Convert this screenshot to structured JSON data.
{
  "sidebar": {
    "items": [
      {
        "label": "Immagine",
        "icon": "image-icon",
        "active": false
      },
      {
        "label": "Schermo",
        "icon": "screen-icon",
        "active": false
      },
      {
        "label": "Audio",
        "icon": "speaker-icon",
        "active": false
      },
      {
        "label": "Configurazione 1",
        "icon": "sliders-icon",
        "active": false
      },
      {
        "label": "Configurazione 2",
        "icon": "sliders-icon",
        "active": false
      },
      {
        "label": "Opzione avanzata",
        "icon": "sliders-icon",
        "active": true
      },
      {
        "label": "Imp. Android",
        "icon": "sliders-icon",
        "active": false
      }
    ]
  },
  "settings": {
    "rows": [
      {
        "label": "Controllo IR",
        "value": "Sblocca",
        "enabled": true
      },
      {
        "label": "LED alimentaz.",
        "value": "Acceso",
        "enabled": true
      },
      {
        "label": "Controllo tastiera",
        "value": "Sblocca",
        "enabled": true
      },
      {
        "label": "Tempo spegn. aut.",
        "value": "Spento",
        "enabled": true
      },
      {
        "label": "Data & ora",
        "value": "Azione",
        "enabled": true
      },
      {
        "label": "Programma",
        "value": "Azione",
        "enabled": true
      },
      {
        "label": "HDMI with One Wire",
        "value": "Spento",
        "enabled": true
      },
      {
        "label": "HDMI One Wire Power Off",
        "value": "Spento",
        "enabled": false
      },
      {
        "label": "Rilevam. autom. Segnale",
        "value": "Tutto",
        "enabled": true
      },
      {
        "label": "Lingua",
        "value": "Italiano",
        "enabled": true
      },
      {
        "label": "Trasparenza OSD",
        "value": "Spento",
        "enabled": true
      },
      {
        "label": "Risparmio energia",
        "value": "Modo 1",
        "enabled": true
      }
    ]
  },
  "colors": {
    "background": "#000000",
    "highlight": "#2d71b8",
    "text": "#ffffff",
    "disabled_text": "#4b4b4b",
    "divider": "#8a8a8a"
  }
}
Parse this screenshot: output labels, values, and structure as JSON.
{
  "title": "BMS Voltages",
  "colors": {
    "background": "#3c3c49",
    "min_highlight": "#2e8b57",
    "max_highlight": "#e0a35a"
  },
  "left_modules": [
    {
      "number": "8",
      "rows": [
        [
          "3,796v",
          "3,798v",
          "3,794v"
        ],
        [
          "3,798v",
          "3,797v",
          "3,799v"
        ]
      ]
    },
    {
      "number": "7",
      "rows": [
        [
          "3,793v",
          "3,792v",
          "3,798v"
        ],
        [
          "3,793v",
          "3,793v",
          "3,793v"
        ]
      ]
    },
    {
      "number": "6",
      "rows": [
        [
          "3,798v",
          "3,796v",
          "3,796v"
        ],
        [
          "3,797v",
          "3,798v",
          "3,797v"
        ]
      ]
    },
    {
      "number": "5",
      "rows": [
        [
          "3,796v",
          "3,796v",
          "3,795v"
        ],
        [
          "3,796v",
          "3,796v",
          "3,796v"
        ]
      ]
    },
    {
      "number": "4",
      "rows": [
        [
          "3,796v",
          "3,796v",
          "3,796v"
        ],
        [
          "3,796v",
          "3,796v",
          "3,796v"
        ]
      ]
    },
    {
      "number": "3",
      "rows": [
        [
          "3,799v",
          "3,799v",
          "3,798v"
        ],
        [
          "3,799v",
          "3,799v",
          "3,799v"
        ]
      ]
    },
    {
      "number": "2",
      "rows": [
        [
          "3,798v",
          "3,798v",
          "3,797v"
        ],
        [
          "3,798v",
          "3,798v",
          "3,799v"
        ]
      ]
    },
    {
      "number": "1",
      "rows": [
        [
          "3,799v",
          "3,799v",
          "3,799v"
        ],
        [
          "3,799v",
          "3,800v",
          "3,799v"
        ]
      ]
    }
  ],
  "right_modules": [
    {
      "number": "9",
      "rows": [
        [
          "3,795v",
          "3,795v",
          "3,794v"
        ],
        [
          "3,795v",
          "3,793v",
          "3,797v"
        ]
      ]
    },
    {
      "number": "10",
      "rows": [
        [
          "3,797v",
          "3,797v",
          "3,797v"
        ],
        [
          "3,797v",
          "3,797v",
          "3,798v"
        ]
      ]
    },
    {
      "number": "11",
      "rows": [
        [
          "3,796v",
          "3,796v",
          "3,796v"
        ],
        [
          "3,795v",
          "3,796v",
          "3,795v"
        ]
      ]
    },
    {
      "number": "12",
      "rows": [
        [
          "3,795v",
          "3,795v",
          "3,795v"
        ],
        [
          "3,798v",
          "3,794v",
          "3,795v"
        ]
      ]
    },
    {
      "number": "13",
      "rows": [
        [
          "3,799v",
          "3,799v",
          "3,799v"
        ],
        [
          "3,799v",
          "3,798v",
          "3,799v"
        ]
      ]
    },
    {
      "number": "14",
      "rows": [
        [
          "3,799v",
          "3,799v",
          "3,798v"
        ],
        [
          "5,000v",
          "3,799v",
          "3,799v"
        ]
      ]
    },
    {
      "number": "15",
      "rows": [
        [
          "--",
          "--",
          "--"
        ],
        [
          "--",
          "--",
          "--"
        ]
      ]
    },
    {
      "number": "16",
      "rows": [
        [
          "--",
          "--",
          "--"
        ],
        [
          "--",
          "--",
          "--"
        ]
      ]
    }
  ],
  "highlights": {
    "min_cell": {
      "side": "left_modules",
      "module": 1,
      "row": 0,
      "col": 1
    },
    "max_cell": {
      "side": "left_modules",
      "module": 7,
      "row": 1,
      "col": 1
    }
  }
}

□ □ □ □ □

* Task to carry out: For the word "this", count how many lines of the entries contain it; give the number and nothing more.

* Response below: 2